Lobelia is part of the Campanulaceae family which is the Bellflower family. They share the trait of milky sap (pull a leaf off to see) with many other members of that family. They have another unusual trait: they have resupinate flowers. This means that their flowers are inverted – what appears to be the top of the flower is actually the bottom. You can see in this picture that they have an “upper lip” of two petals and a “lower lip” of 3 petals. In reality, the lip with 3 petals is the top of the flower which has been inverted 180 degrees.
The blooms open from the bottom up, seeds forming in the lower capsules even as the plant is still blooming.
The genus is named after the Belgian botanist Matthias de L’Obel (1538-1616). While members of the Lobelia genus can be found in temperate regions worldwide (yes, there is a Chinese one!), the red-flowered species, Lobelia cardinalis, was found in North America in the early 1600’s. Seeds of this beautiful flower were taken back to Europe in the mid-1620’s where it earned the common name Cardinal flower. This species is one of the most cultivated members of this genus today.
Pink flowered forms like Lobelia x 'Ruby Slippers' are hybrids of L. cardinalis and L. siphilitica.
Ok, enough with this gorgeous red flower - I promised you red, white and blue and you shall have it! The white flowering forms include the annual species Lobelia inflata, otherwise know as Indian tobacco, although some plants appear to be a very pale blue. The species name comes from the inflated appearance of the seed capsule.

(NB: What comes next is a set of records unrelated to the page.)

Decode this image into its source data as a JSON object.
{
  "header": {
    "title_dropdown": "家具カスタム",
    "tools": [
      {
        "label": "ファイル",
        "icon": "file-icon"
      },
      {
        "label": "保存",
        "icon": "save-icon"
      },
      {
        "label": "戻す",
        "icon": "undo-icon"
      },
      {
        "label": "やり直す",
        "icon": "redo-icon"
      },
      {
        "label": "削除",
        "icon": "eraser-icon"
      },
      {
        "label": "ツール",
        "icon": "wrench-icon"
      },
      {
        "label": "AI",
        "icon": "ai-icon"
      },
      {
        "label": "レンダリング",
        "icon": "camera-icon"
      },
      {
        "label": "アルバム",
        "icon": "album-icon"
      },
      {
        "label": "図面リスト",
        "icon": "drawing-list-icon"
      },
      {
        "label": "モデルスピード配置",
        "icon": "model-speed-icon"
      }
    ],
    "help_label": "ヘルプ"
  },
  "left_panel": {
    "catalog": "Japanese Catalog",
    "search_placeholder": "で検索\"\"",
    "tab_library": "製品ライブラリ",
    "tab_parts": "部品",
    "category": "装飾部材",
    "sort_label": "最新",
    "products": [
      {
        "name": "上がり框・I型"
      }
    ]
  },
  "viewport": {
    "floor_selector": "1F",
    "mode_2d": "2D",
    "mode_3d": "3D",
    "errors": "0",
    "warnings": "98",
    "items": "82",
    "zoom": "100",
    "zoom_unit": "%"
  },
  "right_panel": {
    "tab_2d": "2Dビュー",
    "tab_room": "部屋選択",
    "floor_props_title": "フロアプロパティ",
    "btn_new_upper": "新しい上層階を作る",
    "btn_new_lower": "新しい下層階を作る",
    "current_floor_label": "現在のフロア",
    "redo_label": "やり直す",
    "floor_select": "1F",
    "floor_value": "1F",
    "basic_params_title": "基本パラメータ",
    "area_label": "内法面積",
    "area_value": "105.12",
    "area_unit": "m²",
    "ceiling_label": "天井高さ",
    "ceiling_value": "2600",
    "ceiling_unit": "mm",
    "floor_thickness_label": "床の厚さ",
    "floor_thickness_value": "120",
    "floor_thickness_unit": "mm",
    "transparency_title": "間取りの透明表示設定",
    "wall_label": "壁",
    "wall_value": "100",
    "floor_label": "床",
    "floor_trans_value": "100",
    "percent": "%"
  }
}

Another white flowered species is the perennial Lobelia spicata, found in my area in fields and on roadsides. The long slender raceme of flowers provides for a very long bloom period. My pictures really do not do it justice - it is a very graceful plant. This site has very good pictures.
I collected some of the seed this year and hope to grow it for myself next year.
Lobelias in general do not have "pretty" foliage. The leaves are usually rather coarse looking, often dull and sometimes with rough edges. I caution those that grow it for the first time to expect a weedy-looking rosette of leaves at first and to be careful not to weed it out by accident.
|Lobelia cardinalis rosette|
Also, don't let leaves or mulch cover the rosette over the winter or the plant may die.
The blue species of Lobelia are quite spectacular in their own right. The "Great Blue Lobelia" is Lobelia siphilitica and it is a tall and handsome plant. It prefers moist places, and provides brilliant color to the mid-summer garden. I do not have it myself; the pictures here are from the gardens of friends.
photo by C. Lim
I do have the later blooming blue species, Lobelia puberula. This species can handle drier conditions; in fact, we have found it the most in a full-sun field on a particular construction site. The species name "puberula" indicates that it has some fine hairs on parts of the plants, and they are visible even to the naked eye on the stem and leaves. The common name is Downy Lobelia. I find the bloom to be much softer in color and texture than the Great Blue.
Consider adding Lobelia to your plantings. Come late summer, you will be very glad you did.